What are the signs of low stomach acid?

Low stomach acid results in a condition known as hypochlorhydria, while achlorhydrin is a complete lack of stomach acid. It is often a secondary symptom of another condition, but it can also result from the use of antacids, radiation therapy to the stomach, or complications from gastric bypass surgery. The risks of this condition are unknown, but it can lead to an increased risk of stomach cancer.

Stomach acid is a very important part of the digestive system. It maintains a low pH in the stomach, which triggers the release of the enzyme pepsin to break down protein in the diet. Also, stomach acid helps prevent the growth of bacteria that cannot survive in a highly acidic environment.

A person suffering from low stomach acid may experience various gastrointestinal symptoms, many similar to those of acid reflux disease. Such symptoms include pain or difficulty swallowing, regurgitation, nausea, heartburn, and excessive salivation. The condition can also contribute to abnormal bacterial growth in the gastrointestinal tract, causing symptoms such as diarrhea and poor absorption of nutrients and vitamins.
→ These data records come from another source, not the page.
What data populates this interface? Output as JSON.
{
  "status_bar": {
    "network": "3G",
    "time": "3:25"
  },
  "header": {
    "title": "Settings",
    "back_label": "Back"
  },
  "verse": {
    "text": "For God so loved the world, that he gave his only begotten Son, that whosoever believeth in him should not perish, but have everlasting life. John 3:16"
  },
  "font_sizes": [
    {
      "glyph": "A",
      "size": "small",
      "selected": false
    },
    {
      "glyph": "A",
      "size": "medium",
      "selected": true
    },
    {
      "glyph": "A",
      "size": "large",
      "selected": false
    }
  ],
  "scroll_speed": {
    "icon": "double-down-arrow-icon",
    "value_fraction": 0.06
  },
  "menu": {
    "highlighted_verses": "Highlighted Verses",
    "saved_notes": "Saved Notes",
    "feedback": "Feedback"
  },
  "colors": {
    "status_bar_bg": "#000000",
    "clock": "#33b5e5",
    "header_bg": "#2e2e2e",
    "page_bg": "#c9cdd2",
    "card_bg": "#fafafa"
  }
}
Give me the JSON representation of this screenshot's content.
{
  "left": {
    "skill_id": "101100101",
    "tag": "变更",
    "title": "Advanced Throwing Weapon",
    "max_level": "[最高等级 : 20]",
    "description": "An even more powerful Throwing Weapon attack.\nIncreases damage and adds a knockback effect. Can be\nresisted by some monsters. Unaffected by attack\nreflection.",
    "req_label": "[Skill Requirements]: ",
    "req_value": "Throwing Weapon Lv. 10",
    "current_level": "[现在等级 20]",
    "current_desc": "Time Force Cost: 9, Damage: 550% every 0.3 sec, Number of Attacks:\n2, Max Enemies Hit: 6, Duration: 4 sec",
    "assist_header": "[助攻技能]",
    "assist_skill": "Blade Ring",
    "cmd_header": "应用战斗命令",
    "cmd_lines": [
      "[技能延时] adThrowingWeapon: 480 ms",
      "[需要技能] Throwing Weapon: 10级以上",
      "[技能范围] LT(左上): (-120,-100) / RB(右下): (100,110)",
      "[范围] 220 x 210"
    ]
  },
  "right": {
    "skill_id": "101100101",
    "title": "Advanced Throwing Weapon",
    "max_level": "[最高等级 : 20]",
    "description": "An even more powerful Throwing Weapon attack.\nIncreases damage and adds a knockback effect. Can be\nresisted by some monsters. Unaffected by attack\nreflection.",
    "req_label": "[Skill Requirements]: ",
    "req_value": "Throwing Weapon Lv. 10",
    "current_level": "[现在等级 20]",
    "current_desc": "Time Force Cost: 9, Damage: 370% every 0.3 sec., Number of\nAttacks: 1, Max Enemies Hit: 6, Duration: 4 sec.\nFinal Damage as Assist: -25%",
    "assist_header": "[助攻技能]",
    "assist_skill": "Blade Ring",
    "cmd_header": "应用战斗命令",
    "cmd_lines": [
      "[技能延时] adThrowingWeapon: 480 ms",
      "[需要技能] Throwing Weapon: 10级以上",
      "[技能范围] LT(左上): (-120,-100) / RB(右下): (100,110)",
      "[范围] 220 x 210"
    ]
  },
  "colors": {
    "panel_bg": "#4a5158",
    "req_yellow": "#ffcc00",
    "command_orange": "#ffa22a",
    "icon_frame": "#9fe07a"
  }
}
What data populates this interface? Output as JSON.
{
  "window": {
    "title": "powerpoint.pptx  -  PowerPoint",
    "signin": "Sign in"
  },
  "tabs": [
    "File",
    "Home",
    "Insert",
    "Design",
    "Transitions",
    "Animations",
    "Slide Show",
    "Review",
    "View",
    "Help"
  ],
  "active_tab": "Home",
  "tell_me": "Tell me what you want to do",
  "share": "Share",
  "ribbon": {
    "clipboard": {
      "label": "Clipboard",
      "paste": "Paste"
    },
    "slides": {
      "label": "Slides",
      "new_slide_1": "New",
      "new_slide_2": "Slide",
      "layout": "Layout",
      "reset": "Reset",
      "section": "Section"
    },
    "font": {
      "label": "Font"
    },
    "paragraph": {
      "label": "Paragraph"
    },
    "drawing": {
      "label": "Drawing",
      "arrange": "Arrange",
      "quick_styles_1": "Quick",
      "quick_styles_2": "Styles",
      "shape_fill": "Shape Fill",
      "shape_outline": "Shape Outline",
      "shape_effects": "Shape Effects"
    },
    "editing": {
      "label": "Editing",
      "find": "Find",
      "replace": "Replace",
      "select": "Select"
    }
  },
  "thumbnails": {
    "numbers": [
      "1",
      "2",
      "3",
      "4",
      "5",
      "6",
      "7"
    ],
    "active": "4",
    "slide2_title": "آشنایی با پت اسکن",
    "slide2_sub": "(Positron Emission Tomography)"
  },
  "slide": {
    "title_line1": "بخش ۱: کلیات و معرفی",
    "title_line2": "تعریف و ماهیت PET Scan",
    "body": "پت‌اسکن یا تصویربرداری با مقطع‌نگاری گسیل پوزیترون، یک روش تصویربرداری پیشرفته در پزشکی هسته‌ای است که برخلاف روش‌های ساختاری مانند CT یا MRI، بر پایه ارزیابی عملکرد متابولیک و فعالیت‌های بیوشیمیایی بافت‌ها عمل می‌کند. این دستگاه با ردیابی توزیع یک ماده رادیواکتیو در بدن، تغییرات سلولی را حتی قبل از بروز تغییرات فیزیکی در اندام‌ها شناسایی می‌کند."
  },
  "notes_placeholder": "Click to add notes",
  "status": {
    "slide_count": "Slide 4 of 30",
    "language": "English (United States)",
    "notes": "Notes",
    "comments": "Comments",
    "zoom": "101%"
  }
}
The risk of certain bacterial infections is increased, including Vibrio vulnificus a close relative of cholera that is often found in shellfish.

Some of the diseases that can cause low stomach acid levels are autoimmune disorders in which the cells responsible for producing stomach acid are attacked; VIPoma, a pancreatic tumor that secretes vasoactive intestinal peptide (VIP); stomach cancer; pernicious anemia; Infection by Helicobacter pylori ; and rare diseases, including congenital mucolipidosis. If you experience any of the symptoms, it is important to see a medical professional as soon as possible, whether or not you know that any of the risk factors apply to you. Gastrointestinal symptoms are not only uncomfortable, they can also be extremely dangerous. Low stomach acid is just one of many conditions that can cause gastrointestinal symptoms, and it's often just a symptom of something more serious.

Go up